On Nov. 9, the GBTC closed at a record discount of 41%, with a price per share standing at $8.76. Overall, the GBTC has been gradually declining for almost a year since its peak position of $51.47 per share on Nov. 12, 2021.
A structural problem of GBTC lies in the fact that it’s an investment trust fund with its shares not freely created nor offering a redemption program. This inefficiency creates significant price discrepancies versus the fund’s underlying Bitcoin holdings.
That is why Grayscale has been reportedly trying to convert the GBTC to an exchange-traded fund (ETF), which allows the market maker to create and redeem shares, ensuring the premium or discount is, at most times, minimal.
The firm has been waiting for a final decision from the Securities Exchange Commission (SEC) since filing its application in October 2021. On June 29, SEC officially denied Grayscale’s application to convert GBTC to a spot Bitcoin ETF. Then Grayscale decided to go to court — on Oct. 11, it filed the opening legal brief to challenge the SEC’s decision.

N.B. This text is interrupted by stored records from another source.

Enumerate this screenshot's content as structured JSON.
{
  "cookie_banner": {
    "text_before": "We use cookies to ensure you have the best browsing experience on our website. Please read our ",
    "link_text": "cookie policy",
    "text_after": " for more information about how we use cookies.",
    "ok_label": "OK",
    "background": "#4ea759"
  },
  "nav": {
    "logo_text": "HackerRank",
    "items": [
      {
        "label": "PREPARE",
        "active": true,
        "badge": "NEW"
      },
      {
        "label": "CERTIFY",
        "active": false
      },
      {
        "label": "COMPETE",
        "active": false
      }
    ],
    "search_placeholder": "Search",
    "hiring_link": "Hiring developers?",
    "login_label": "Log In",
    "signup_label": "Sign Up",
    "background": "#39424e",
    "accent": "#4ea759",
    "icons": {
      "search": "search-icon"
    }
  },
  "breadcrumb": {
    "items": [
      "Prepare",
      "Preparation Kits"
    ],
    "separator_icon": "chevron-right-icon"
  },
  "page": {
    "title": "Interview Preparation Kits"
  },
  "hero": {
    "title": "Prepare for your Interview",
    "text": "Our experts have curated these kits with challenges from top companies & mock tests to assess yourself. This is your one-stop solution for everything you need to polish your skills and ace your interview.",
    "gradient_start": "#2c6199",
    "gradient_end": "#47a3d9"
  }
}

The current market crisis began on Nov. 2, after reports that a leaked balance sheet from the Sam Bankman-Fried-founded trading firm Alameda Research suggested the company held a significant amount of FTX Token (FTT), the native token of the FTX cryptocurrency exchange. A large trading firm holding so much of one asset concerned the crypto community and brought questions regarding the relationship between Alameda and FTX.
The situation has been unfolding rapidly since that day, leading to a full-scale “bank-run” of FTX users, who began to withdraw their funds from the exchange. Reported data from Nansen on Nov. 7 showed stablecoin outflows on FTX reached $451 million over seven days.